_WHAT YOU HAVE TO DO:_ Examine each line of the data. Copy the line if it includes the word "Open".

--- DATA Enclosed Below ---

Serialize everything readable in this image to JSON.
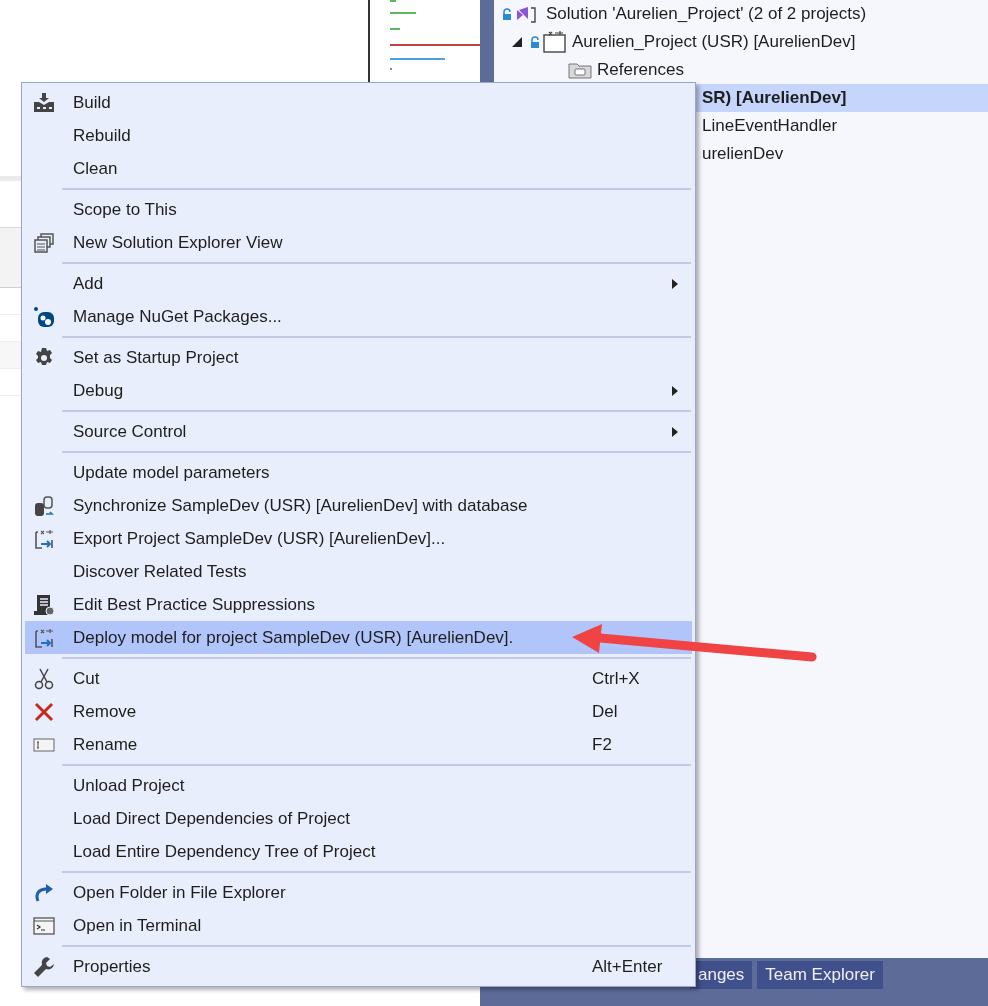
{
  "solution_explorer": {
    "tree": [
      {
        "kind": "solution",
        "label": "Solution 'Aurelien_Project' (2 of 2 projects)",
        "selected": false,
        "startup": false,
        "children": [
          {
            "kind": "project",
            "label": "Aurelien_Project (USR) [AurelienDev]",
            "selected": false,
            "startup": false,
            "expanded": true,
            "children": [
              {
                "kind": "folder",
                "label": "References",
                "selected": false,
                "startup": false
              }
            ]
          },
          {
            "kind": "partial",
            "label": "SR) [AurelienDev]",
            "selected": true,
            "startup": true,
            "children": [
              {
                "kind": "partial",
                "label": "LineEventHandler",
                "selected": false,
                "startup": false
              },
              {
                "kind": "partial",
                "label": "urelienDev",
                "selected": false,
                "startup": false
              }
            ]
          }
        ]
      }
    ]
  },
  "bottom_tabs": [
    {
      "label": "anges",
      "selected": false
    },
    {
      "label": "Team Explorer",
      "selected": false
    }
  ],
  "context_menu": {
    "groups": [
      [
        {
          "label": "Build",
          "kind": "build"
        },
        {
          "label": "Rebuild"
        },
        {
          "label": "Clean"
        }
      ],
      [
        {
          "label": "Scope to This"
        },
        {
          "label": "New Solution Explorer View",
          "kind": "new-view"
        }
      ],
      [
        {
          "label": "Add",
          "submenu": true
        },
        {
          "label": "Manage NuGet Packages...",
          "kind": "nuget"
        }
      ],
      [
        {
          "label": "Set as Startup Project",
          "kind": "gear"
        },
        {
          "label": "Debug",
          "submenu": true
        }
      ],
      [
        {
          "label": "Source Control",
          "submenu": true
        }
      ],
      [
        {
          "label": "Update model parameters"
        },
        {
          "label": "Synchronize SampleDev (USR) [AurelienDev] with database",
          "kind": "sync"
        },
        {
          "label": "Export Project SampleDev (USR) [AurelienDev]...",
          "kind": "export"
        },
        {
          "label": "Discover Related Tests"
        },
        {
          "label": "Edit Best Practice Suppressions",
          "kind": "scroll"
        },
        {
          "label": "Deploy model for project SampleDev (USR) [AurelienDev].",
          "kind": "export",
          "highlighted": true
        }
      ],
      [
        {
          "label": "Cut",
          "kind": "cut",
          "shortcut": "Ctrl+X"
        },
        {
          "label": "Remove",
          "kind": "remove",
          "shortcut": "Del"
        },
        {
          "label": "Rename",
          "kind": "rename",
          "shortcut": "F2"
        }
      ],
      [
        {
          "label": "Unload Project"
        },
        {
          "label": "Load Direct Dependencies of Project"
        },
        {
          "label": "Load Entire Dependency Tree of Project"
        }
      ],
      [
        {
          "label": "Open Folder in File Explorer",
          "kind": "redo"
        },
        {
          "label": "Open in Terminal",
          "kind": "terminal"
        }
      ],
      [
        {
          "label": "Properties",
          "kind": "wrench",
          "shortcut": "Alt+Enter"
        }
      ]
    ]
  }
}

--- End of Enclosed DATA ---
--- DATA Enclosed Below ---

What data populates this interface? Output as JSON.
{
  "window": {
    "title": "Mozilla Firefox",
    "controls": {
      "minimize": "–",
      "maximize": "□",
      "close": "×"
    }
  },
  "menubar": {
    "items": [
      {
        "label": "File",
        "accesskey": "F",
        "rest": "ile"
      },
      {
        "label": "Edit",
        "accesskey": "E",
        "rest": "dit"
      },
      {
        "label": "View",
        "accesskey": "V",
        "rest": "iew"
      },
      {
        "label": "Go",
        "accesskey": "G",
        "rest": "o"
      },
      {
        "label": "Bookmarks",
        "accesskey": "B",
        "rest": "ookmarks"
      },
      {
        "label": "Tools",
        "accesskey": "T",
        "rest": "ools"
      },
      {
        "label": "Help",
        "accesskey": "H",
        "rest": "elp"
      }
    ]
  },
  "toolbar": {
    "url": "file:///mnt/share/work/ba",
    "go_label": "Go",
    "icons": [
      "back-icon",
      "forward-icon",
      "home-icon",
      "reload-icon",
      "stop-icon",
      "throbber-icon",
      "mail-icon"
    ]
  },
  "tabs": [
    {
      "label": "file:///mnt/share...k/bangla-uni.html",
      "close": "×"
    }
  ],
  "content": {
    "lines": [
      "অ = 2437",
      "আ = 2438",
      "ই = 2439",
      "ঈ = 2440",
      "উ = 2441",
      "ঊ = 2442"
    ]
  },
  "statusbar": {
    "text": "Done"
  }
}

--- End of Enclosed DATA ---

_EXERCISE RESPONSE:_
          "label": "Open Folder in File Explorer",
          "label": "Open in Terminal",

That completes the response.